Ensuring that parties to arbitrations are compliant with the US Foreign Corrupt Practices Act (FCPA) will be essential. “Under the New York Convention and the Panama Convention, a finding of a violation of the local FCPA legislation is not by itself a reason for non-enforcement and non-recognition of the award. So the issue really is whether the finding of the violation of the local or international FCPA legislation will prevent the domestication of the international award.”
Whereas Latin America’s relationship with arbitration is improving, in Europe and the US it is arguably worsening. The European backlash against the investor-state dispute settlement provisions in the proposed Transatlantic Trade and Investment Partnership (TTIP) ultimately led to their replacement with alternative measures, and the Miami conference opened on the same day that The New York Times published a front-page article which criticised arbitration as a “privatization of the justice system” – an issue covered in the January-February issue of CDR.
At the conference, Mourre expressed concern about the “climate of distrust around arbitration, due to the controversy over TTIP”, while one speaker wondered whether it would spread to Latin America, pointing to the number of ISDS claims against Latin American countries in the last decade, although this has decreased in the last couple of years due to withdrawals from ICSID.
However, the debate over the politicisation of ISDS is an old one, and Concepción says the controversy is “a tempest in a teapot”, just a cyclical issue: “That is a conversation that has been around since dispute resolution was conceived, at the dawn of civilisation, and that will always be the case,” he says. “Those conversations will never go away and it is all about how societies and governments manage them. Perhaps in the next few years there will be some concern, this is a topical point, but in the scheme of the next 15 to 20 years it is really going to be a relevant factor?”
Gosis says that as a young discipline, arbitration will have to ride out some tough times: “If you stay around long enough you will see cases that will make you retch,” he says, “there are things out there that simply make no sense, [but] we are talking about a novel dispute resolution mechanism only 50 years in the making”.
“Many of those very bad decisions have created a very justified bad name for unfettered arbitration,” he adds, “the fact that there is a wide clamour out there for appeal, revision or cassation mechanisms demonstrates that there is a lot of room for improvement”. But he argues that litigation can be just as unsatisfactory and that arbitration should be treated no differently.
“There are a number of high-complexity, high-value processes out there for which court litigation is simply not an option any more,” he concludes, “so arbitration has to evolve, we have to become a lot more accountable; counsel has to become accountable, experts have to become accountable, arbitrators have to become accountable.”

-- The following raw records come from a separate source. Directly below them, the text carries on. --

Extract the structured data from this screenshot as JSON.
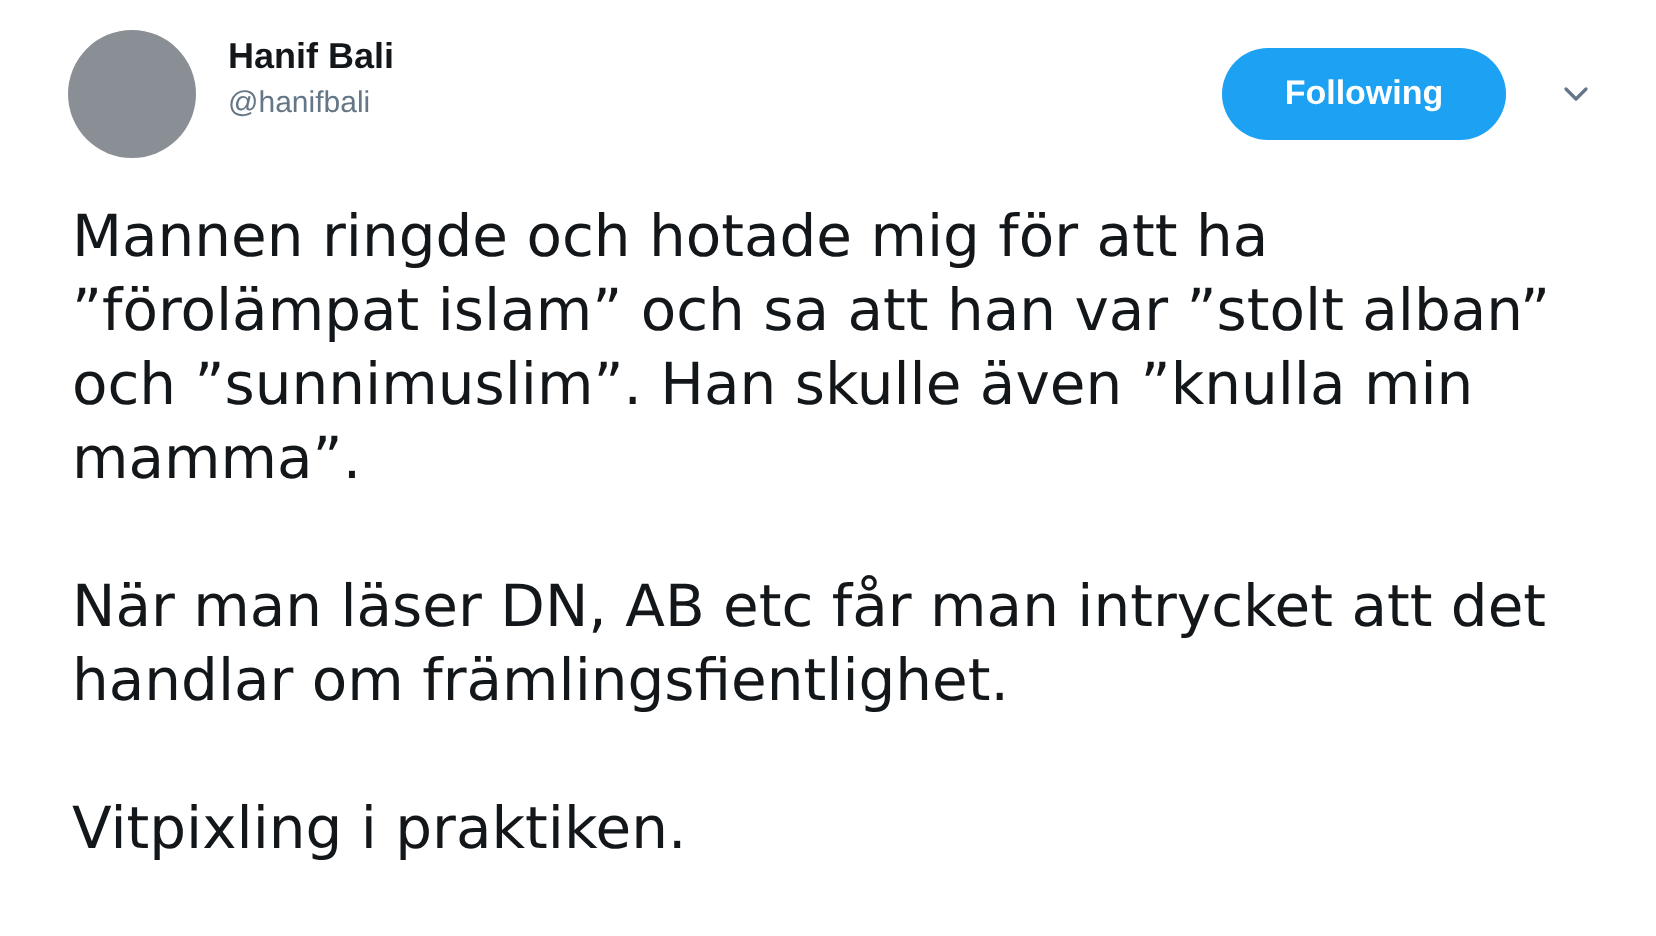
{
  "author": {
    "name": "Hanif Bali",
    "handle": "@hanifbali"
  },
  "follow_button": {
    "label": "Following",
    "following": true
  },
  "paragraphs": [
    "Mannen ringde och hotade mig för att ha ”förolämpat islam” och sa att han var ”stolt alban” och ”sunnimuslim”. Han skulle även ”knulla min mamma”.",
    "När man läser DN, AB etc får man intrycket att det handlar om främlingsfientlighet.",
    "Vitpixling i praktiken."
  ]
}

This article was originally published in Commercial Dispute Resolution and can be found here.